Work instructions: Within the records below, find each line with the word "screenshot" and copy it out.

Page and application data records:
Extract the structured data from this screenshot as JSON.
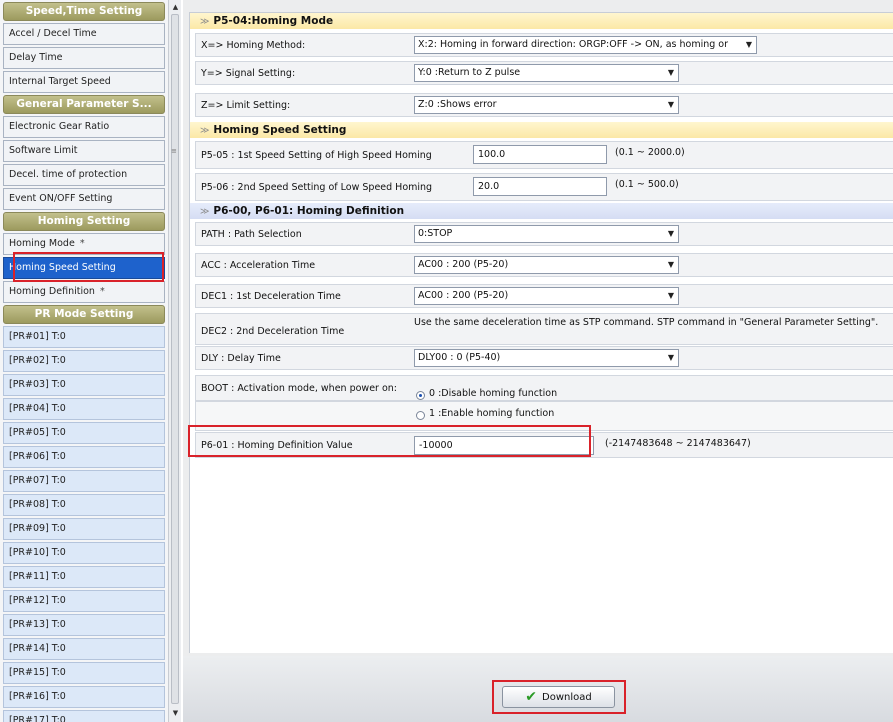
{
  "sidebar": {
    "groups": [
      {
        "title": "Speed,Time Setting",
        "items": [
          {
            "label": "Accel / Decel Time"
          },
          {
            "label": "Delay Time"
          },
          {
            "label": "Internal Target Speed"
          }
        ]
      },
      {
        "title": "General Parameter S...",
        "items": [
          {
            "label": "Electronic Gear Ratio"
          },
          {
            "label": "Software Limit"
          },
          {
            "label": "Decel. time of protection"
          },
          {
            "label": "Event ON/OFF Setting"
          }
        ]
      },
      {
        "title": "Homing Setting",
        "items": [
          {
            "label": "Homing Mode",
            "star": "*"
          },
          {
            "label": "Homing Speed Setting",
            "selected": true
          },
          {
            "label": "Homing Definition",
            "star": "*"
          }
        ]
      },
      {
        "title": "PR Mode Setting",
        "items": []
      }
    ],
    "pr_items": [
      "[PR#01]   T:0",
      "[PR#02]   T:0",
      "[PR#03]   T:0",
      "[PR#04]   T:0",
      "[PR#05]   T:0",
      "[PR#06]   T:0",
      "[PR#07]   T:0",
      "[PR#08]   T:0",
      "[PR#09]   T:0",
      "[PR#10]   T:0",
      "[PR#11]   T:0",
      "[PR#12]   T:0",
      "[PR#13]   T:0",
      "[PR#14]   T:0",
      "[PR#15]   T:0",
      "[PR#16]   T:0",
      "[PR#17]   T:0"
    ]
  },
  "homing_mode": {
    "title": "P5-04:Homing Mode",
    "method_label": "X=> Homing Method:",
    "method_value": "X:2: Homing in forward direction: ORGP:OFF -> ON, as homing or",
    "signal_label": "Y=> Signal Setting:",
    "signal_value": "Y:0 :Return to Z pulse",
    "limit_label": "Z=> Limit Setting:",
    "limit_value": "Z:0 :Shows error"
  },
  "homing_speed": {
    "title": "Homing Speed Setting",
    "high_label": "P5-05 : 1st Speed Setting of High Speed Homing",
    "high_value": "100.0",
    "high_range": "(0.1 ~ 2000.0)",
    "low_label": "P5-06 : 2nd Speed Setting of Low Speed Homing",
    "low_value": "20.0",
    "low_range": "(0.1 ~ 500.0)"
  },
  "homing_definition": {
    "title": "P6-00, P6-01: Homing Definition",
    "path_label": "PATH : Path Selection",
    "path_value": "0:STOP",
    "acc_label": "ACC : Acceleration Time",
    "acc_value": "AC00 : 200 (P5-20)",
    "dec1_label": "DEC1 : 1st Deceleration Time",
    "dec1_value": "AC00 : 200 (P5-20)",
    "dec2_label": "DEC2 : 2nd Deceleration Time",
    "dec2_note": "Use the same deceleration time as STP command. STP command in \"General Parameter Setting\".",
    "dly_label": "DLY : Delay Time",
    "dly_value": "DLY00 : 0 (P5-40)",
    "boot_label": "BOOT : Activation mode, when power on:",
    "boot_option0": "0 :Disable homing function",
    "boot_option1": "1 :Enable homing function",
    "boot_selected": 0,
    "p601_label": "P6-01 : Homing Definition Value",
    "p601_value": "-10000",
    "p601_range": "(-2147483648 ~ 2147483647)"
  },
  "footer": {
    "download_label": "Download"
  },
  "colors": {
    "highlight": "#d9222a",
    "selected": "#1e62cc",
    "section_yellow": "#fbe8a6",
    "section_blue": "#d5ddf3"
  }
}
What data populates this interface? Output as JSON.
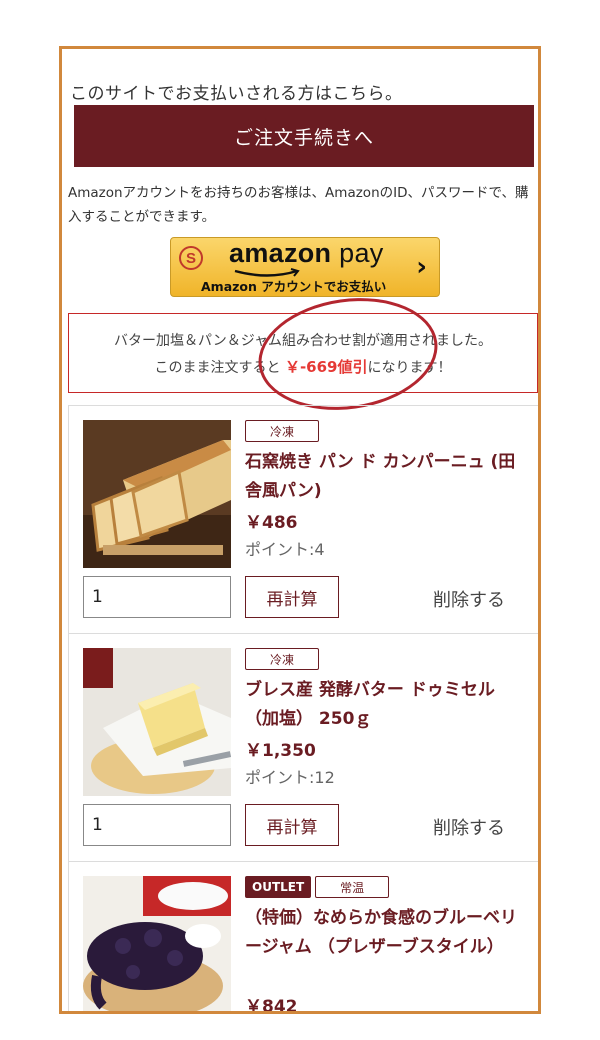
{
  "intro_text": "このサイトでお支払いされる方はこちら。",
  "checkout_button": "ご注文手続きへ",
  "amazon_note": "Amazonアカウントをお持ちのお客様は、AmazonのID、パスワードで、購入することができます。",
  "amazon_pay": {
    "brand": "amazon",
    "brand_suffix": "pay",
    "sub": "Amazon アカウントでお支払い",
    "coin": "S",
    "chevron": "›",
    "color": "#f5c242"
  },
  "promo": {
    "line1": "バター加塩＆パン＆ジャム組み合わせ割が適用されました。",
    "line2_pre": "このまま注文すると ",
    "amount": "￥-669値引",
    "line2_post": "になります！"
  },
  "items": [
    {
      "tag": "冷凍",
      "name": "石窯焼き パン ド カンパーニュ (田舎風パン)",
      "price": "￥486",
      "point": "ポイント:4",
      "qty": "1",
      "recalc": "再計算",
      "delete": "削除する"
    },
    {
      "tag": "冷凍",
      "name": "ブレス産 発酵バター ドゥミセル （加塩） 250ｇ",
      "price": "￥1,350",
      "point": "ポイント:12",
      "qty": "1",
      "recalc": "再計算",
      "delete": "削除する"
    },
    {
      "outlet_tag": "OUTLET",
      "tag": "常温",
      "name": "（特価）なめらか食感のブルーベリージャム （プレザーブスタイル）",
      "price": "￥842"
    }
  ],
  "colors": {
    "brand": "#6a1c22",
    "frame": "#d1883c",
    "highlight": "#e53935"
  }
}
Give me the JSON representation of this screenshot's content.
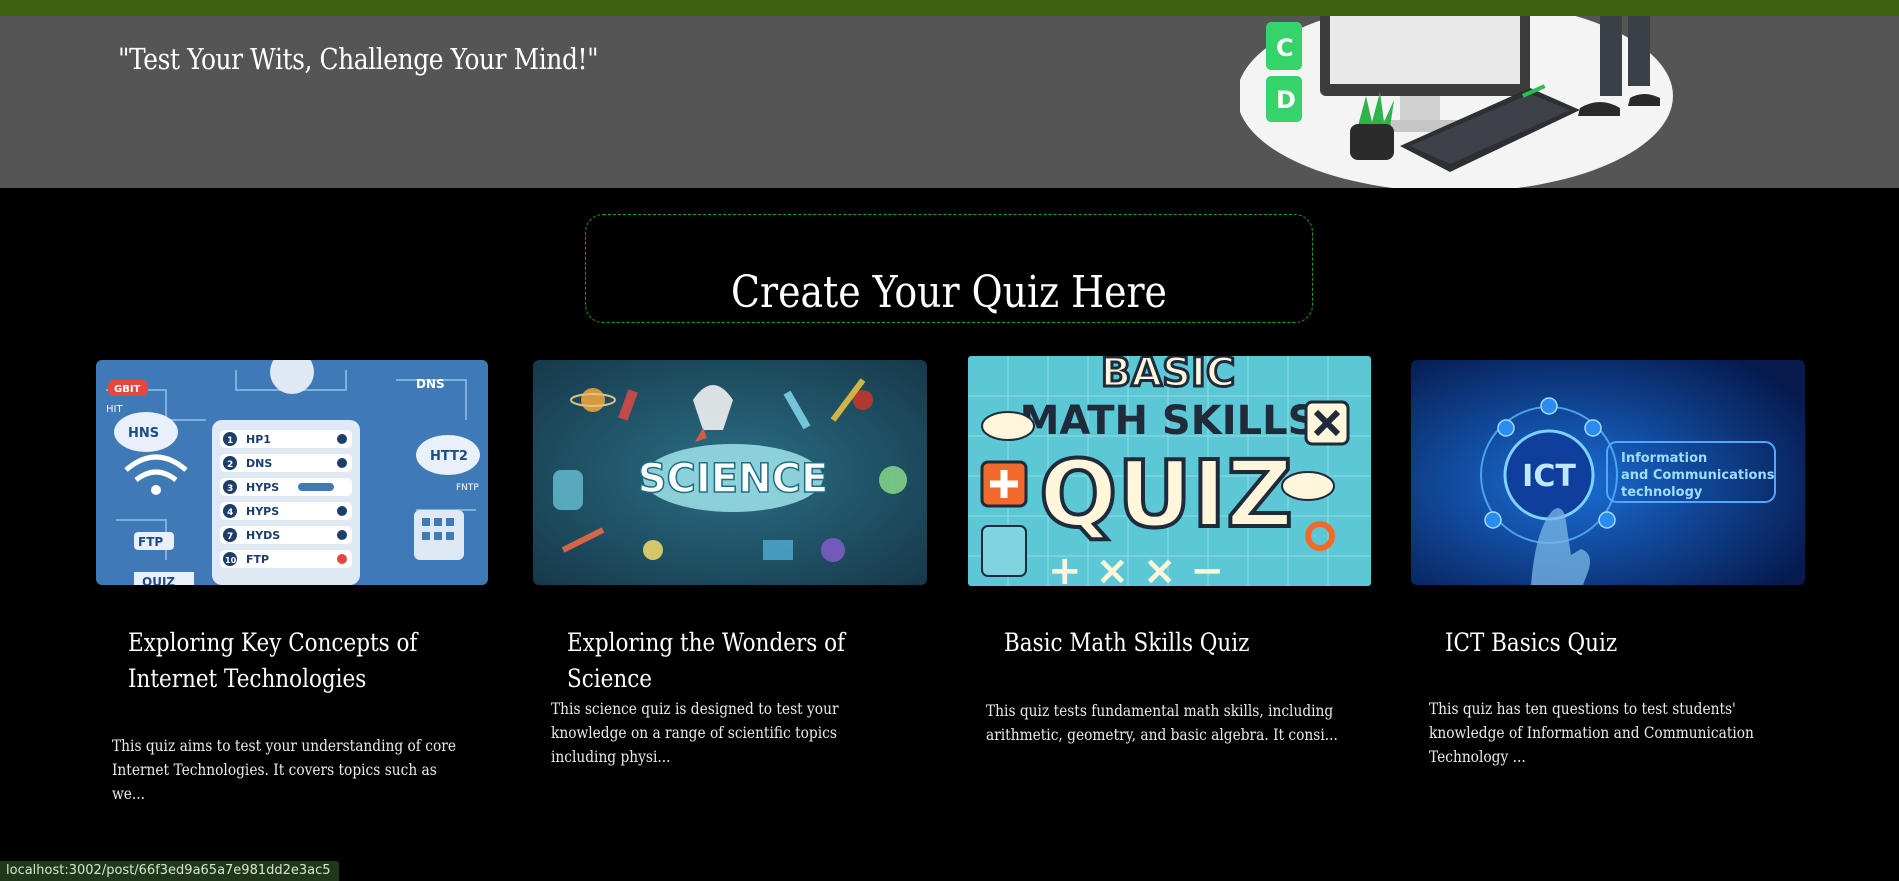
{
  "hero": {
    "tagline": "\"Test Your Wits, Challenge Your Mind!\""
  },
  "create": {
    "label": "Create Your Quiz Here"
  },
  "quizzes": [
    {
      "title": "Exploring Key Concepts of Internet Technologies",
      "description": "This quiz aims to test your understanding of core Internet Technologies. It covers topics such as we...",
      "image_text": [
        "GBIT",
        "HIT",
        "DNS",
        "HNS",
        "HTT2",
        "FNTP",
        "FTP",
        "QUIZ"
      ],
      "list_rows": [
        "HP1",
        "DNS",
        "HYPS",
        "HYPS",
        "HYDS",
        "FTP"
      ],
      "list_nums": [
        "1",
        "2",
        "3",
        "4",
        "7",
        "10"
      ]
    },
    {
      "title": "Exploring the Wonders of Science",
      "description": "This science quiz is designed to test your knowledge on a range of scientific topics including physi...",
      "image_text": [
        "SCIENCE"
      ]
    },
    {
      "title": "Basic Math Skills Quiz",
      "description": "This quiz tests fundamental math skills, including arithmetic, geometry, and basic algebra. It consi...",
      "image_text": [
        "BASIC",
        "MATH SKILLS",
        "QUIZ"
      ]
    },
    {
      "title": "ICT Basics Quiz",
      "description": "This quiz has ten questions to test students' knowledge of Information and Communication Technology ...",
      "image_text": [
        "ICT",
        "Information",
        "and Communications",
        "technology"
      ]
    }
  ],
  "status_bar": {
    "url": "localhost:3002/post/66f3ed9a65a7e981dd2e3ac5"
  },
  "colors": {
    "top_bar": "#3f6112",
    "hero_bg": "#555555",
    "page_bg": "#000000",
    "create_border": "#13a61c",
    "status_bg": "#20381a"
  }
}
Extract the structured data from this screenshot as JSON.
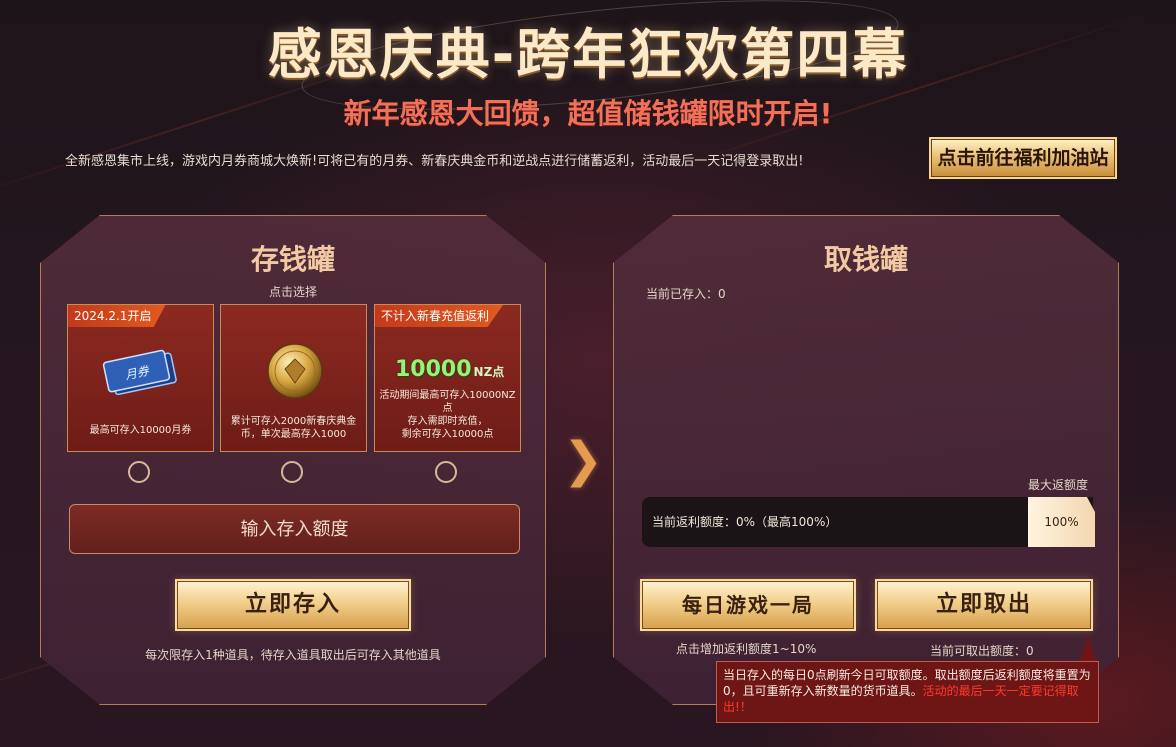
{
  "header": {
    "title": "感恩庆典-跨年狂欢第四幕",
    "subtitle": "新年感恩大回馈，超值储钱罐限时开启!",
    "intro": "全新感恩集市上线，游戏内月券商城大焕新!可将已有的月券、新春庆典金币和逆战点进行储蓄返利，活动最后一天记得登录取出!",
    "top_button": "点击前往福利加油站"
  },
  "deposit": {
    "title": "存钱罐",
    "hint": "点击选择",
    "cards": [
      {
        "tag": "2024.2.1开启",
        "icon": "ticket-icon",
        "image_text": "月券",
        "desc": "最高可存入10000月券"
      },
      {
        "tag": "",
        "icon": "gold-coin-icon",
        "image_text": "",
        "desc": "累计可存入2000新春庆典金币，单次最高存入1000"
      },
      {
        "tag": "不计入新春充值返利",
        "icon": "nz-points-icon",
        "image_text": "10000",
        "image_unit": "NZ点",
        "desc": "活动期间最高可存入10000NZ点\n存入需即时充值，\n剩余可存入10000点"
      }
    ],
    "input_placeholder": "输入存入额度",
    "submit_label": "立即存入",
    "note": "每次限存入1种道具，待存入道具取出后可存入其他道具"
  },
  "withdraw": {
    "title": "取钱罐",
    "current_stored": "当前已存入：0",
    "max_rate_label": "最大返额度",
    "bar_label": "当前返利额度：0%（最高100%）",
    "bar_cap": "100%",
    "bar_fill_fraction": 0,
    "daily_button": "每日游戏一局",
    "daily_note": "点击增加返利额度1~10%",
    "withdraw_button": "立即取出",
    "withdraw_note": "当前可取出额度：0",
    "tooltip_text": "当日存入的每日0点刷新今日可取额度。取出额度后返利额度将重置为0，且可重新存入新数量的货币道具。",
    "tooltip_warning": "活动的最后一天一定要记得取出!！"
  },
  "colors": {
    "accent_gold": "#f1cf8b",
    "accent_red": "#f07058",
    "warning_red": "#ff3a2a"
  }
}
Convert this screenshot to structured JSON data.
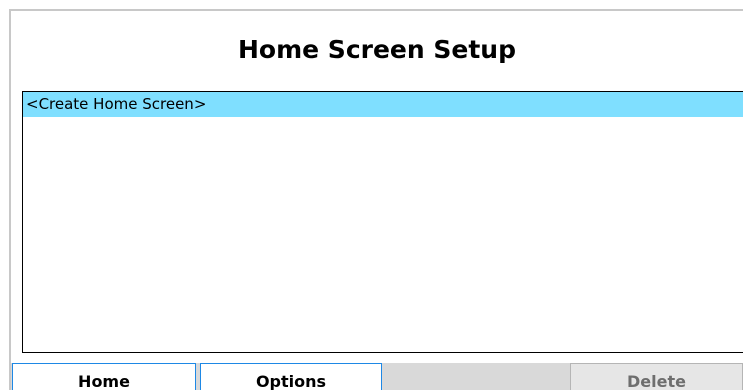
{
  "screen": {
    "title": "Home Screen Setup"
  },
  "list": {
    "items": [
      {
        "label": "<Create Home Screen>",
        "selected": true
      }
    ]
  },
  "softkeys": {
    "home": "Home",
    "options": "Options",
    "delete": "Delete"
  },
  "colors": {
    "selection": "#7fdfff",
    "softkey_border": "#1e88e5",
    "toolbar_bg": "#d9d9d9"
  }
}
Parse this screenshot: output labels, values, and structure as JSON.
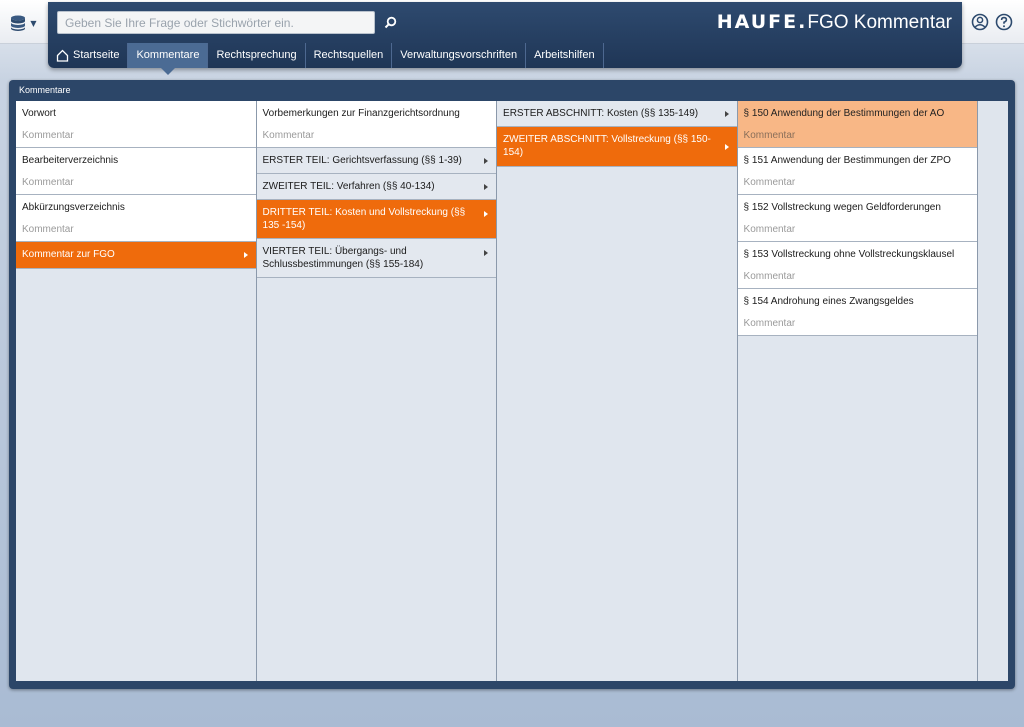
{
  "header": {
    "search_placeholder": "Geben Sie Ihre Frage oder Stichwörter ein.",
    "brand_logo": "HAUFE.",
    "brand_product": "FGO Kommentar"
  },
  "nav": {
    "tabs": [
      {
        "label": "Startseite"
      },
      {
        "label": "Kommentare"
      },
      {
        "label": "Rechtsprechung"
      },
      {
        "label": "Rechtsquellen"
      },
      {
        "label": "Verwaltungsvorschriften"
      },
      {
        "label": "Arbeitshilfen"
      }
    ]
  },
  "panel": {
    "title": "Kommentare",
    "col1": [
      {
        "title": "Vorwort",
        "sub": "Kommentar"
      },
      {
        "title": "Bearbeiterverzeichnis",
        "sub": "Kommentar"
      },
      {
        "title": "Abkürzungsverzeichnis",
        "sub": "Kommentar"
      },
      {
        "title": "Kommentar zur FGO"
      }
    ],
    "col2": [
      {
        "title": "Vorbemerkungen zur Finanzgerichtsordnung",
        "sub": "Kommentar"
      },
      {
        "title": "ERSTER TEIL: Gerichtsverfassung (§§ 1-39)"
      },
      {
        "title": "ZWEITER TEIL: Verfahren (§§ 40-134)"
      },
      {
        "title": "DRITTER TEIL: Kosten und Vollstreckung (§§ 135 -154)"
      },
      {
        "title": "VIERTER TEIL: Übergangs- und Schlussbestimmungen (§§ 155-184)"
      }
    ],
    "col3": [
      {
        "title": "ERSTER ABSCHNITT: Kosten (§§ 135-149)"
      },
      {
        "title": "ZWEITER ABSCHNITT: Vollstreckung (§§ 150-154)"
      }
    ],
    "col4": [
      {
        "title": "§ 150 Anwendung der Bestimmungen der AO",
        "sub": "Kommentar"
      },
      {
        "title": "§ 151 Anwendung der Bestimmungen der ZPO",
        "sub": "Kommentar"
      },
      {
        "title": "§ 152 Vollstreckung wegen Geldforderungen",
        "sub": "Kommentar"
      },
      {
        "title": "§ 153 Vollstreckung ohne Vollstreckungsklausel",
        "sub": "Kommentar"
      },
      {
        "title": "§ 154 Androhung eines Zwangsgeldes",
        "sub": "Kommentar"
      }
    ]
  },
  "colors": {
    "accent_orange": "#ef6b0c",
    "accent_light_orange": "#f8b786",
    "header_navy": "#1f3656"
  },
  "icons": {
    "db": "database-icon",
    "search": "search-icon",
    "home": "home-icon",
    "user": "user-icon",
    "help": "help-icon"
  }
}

Task response:
Extract the structured data from this screenshot as JSON.
Give me the JSON representation of this screenshot's content.
Extract the structured data from this screenshot as JSON.
Convert this screenshot to structured JSON data.
Parse this screenshot: output labels, values, and structure as JSON.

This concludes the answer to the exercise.